Once fear is in the ascendancy, it is very difficult to combat. Governments and central banks simply do not have the control they think they do, and they do not understand the nature of battle they are engaged in. It is not a matter of restoring certain objective conditions. Central authorities are trying to fight the inexorable recognition that the magnitude of the debt that has resulted from our 30 year credit expansion dwarfs the wealth of the world, that the $70 trillion in G10 debt underpins some $700 trillion in derivatives.

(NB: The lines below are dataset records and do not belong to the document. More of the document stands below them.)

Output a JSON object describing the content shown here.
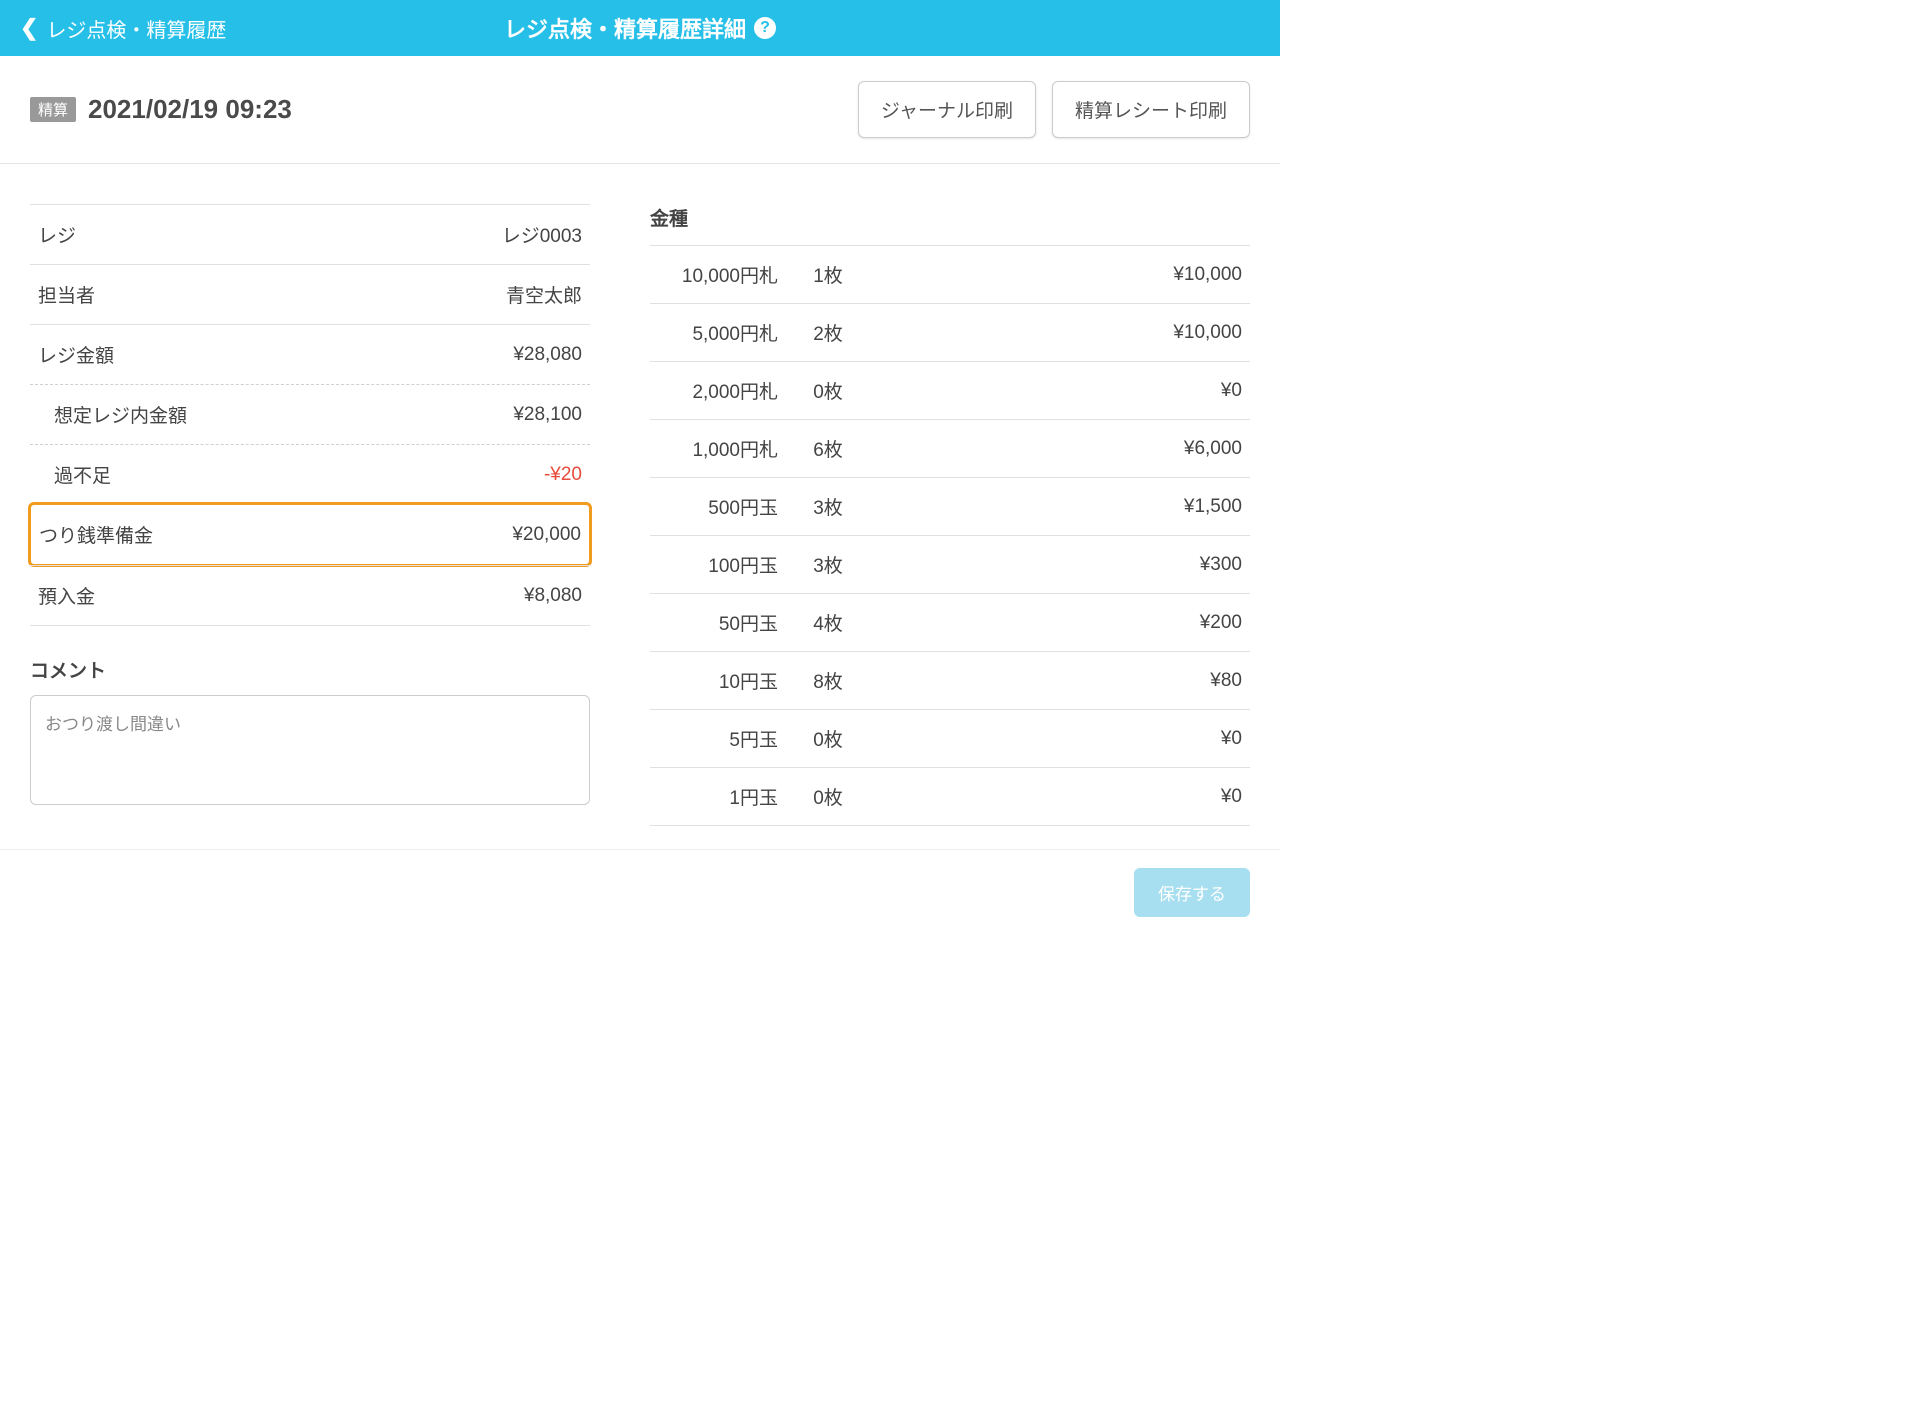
{
  "header": {
    "back_label": "レジ点検・精算履歴",
    "title": "レジ点検・精算履歴詳細"
  },
  "subheader": {
    "badge": "精算",
    "timestamp": "2021/02/19 09:23",
    "journal_print": "ジャーナル印刷",
    "receipt_print": "精算レシート印刷"
  },
  "info": {
    "register_label": "レジ",
    "register_value": "レジ0003",
    "staff_label": "担当者",
    "staff_value": "青空太郎",
    "register_amount_label": "レジ金額",
    "register_amount_value": "¥28,080",
    "expected_label": "想定レジ内金額",
    "expected_value": "¥28,100",
    "diff_label": "過不足",
    "diff_value": "-¥20",
    "change_fund_label": "つり銭準備金",
    "change_fund_value": "¥20,000",
    "deposit_label": "預入金",
    "deposit_value": "¥8,080"
  },
  "comment": {
    "label": "コメント",
    "value": "おつり渡し間違い"
  },
  "denom": {
    "title": "金種",
    "rows": [
      {
        "name": "10,000円札",
        "count": "1枚",
        "amount": "¥10,000"
      },
      {
        "name": "5,000円札",
        "count": "2枚",
        "amount": "¥10,000"
      },
      {
        "name": "2,000円札",
        "count": "0枚",
        "amount": "¥0"
      },
      {
        "name": "1,000円札",
        "count": "6枚",
        "amount": "¥6,000"
      },
      {
        "name": "500円玉",
        "count": "3枚",
        "amount": "¥1,500"
      },
      {
        "name": "100円玉",
        "count": "3枚",
        "amount": "¥300"
      },
      {
        "name": "50円玉",
        "count": "4枚",
        "amount": "¥200"
      },
      {
        "name": "10円玉",
        "count": "8枚",
        "amount": "¥80"
      },
      {
        "name": "5円玉",
        "count": "0枚",
        "amount": "¥0"
      },
      {
        "name": "1円玉",
        "count": "0枚",
        "amount": "¥0"
      }
    ]
  },
  "footer": {
    "save": "保存する"
  }
}
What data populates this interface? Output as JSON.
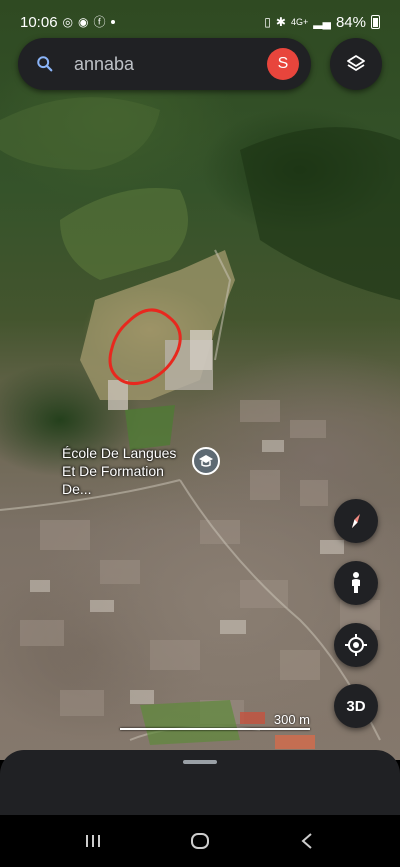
{
  "status_bar": {
    "time": "10:06",
    "network": "4G+",
    "battery": "84%"
  },
  "search": {
    "query": "annaba",
    "avatar_letter": "S"
  },
  "map": {
    "place_label": "École De Langues Et De Formation De...",
    "scale_label": "300 m",
    "highlight_color": "#e8281e"
  },
  "controls": {
    "three_d_label": "3D"
  },
  "icons": [
    "search-icon",
    "layers-icon",
    "compass-icon",
    "pegman-icon",
    "my-location-icon",
    "school-icon",
    "recents-icon",
    "home-icon",
    "back-icon"
  ]
}
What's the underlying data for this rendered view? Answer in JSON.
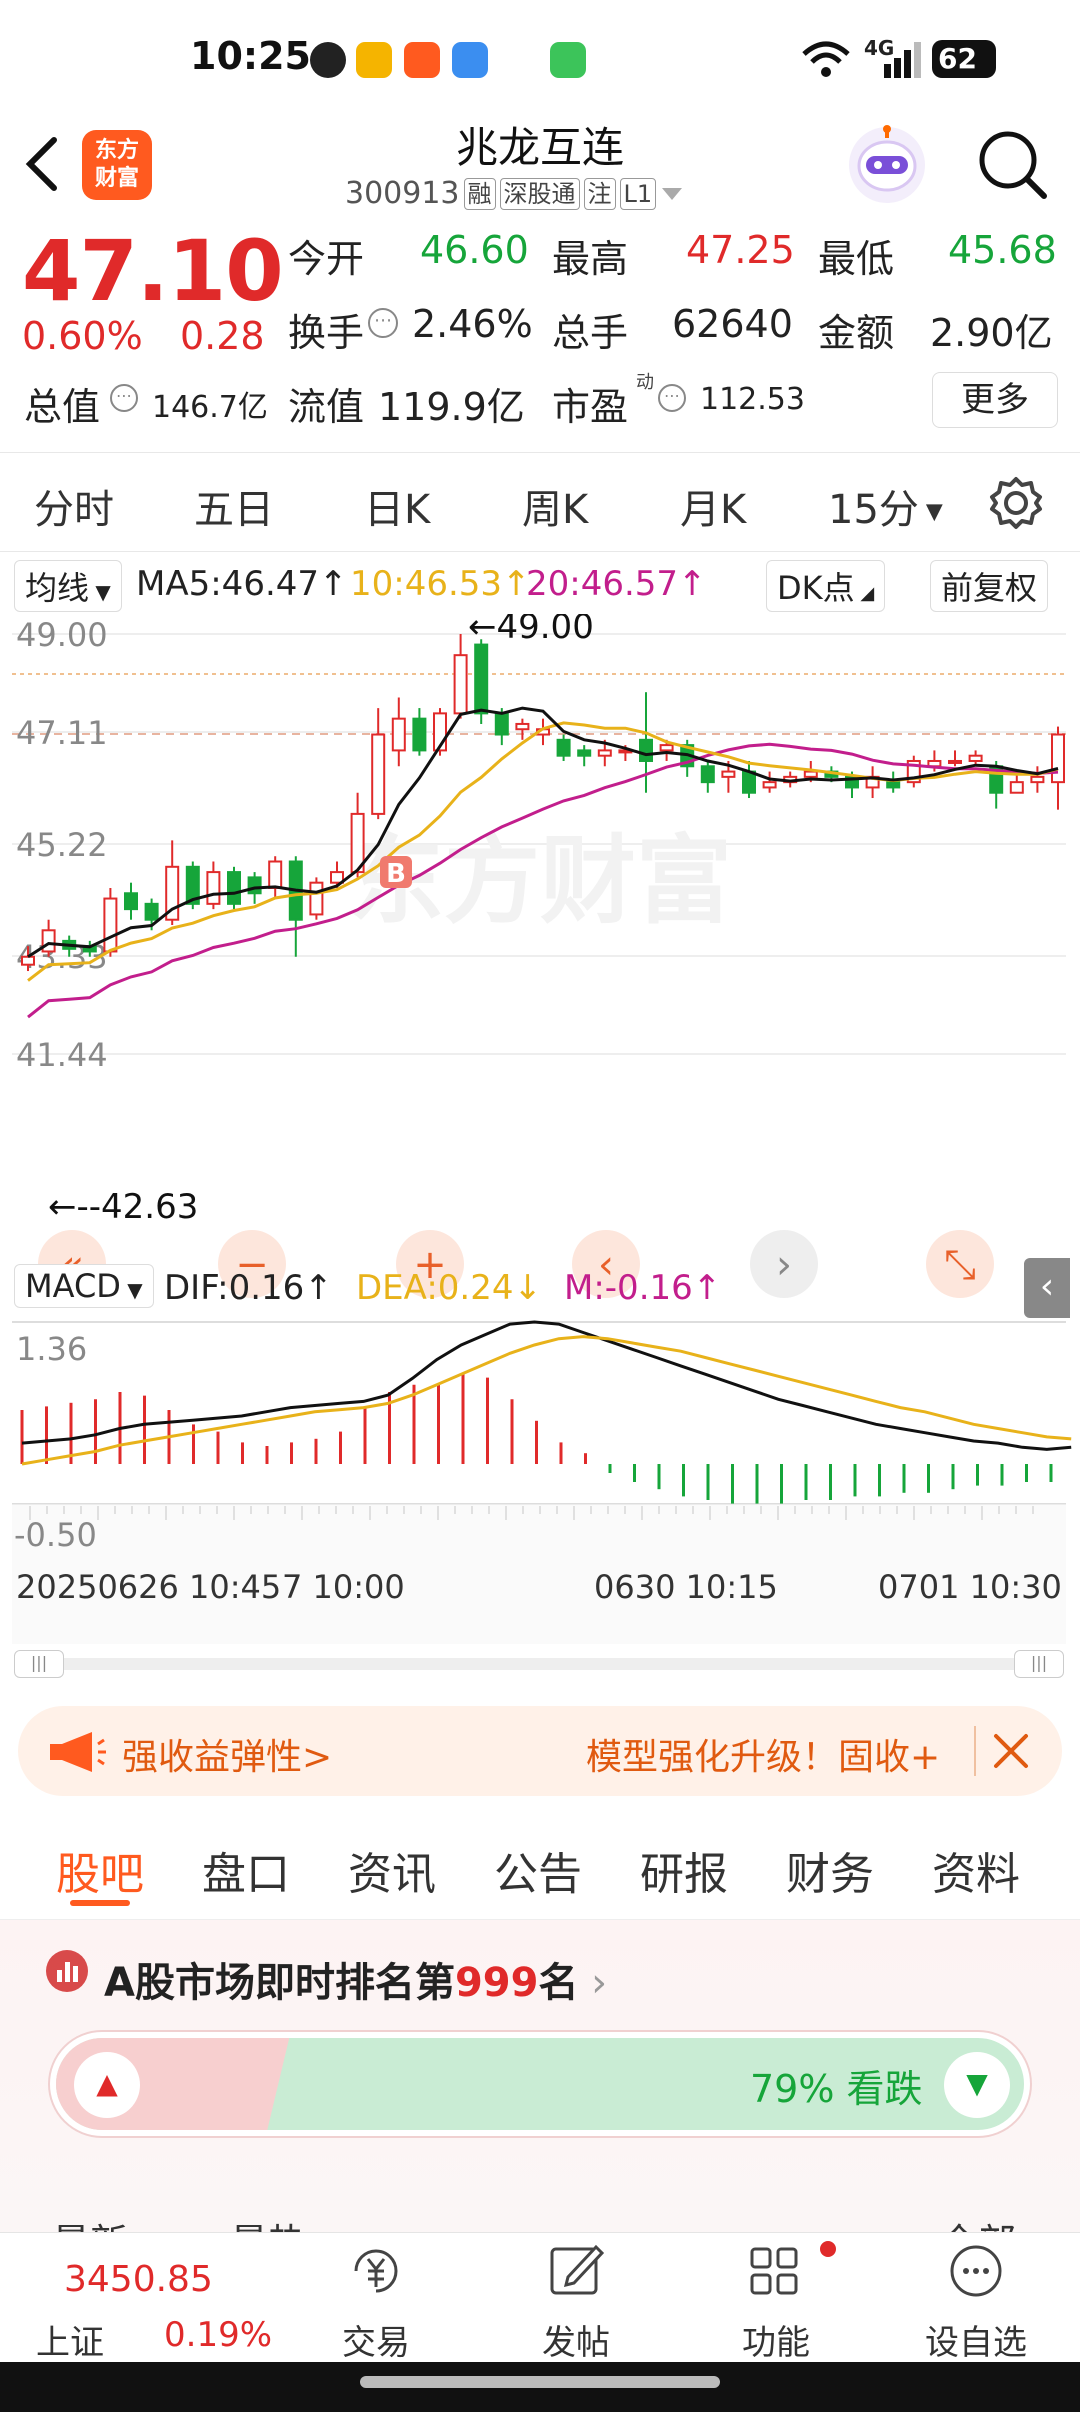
{
  "status_bar": {
    "time": "10:25",
    "network": "4G",
    "battery": "62"
  },
  "header": {
    "logo_text": "东方财富",
    "stock_name": "兆龙互连",
    "stock_code": "300913",
    "tags": [
      "融",
      "深股通",
      "注",
      "L1"
    ]
  },
  "quote": {
    "price": "47.10",
    "change_pct": "0.60%",
    "change_abs": "0.28",
    "open_label": "今开",
    "open": "46.60",
    "high_label": "最高",
    "high": "47.25",
    "low_label": "最低",
    "low": "45.68",
    "turnover_label": "换手",
    "turnover": "2.46%",
    "volume_label": "总手",
    "volume": "62640",
    "amount_label": "金额",
    "amount": "2.90亿",
    "mcap_label": "总值",
    "mcap": "146.7亿",
    "float_label": "流值",
    "float_value": "119.9亿",
    "pe_label": "市盈",
    "pe_sup": "动",
    "pe": "112.53",
    "more_label": "更多"
  },
  "period_tabs": [
    "分时",
    "五日",
    "日K",
    "周K",
    "月K",
    "15分"
  ],
  "ma_bar": {
    "selector": "均线",
    "ma5": "MA5:46.47↑",
    "ma10": "10:46.53↑",
    "ma20": "20:46.57↑",
    "dk": "DK点",
    "adjust": "前复权"
  },
  "kline": {
    "y_labels": [
      "49.00",
      "47.11",
      "45.22",
      "43.33",
      "41.44"
    ],
    "annot_high": "←49.00",
    "annot_low": "←--42.63",
    "b_marker": "B",
    "watermark": "东方财富",
    "colors": {
      "up": "#e02a2a",
      "down": "#16a53a",
      "ma5": "#111111",
      "ma10": "#e8b21a",
      "ma20": "#c21e8c"
    }
  },
  "macd": {
    "selector": "MACD",
    "dif": "DIF:0.16↑",
    "dea": "DEA:0.24↓",
    "m": "M:-0.16↑",
    "y_top": "1.36",
    "y_bottom": "-0.50"
  },
  "time_axis": {
    "t1": "20250626 10:45",
    "t1b": "7 10:00",
    "t2": "0630 10:15",
    "t3": "0701 10:30"
  },
  "banner": {
    "left_text": "强收益弹性>",
    "right_text": "模型强化升级！固收+"
  },
  "sub_tabs": [
    "股吧",
    "盘口",
    "资讯",
    "公告",
    "研报",
    "财务",
    "资料"
  ],
  "rank": {
    "prefix": "A股市场即时排名第",
    "number": "999",
    "suffix": "名",
    "bear_text": "79% 看跌",
    "bear_fraction": 0.79
  },
  "cut_text": {
    "left": "最新",
    "mid": "最热",
    "right": "全部"
  },
  "bottom_nav": {
    "index_value": "3450.85",
    "index_name": "上证",
    "index_change": "0.19%",
    "items": [
      "交易",
      "发帖",
      "功能",
      "设自选"
    ]
  }
}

That realization, and the natural reactions stemming from it, are the problem. As confidence evaporates, so does liquidity. Credit - the vast majority of the effective money supply - ceases to be equivalent to money. The resulting crash of the effective money supply is deflation by definition. This is what we have been predicting since the inception of TAE. This is how credit expansions always end - with the implosion of credit instruments that amount to no more than a pile of human promises that cannot be kept.


  1. "Once fear is in the ascendancy, it is very difficult to combat. Governments and central banks simply do not have the control they think they do, and they do not understand the nature of battle they are engaged in."

  2. Several years ago, I used to visit my safe deposit box at First Hawaiian Bank every Friday to keep my Momʻs paperwork and expense money while she was in a care home.

    One day, I arrive at the bank and get re-directed to the teller who has the contents of my box ʻsecuredʻ in a brown bag SITTING ON A COUNTER. I also had several thousand dollars emergency cash in the box for ʻsafe keepingʻ.

    They had drilled my box open and told me it was the wrong box number that ʻaccidentlyʻ got drilled but informed me: "they counted my money for me".

    Believe me, I do not need these clowns ʻcounting my money for meʻ.

    There was nothing I could do about it since it was my word against theirs as to how much cash I had and some other reasons they stated.

    I hope you can print this Juan as it is true. I have a witness. And surely it is in their records/and the locksmithʻs that they drilled this box. If not, the burden of proof would be on them.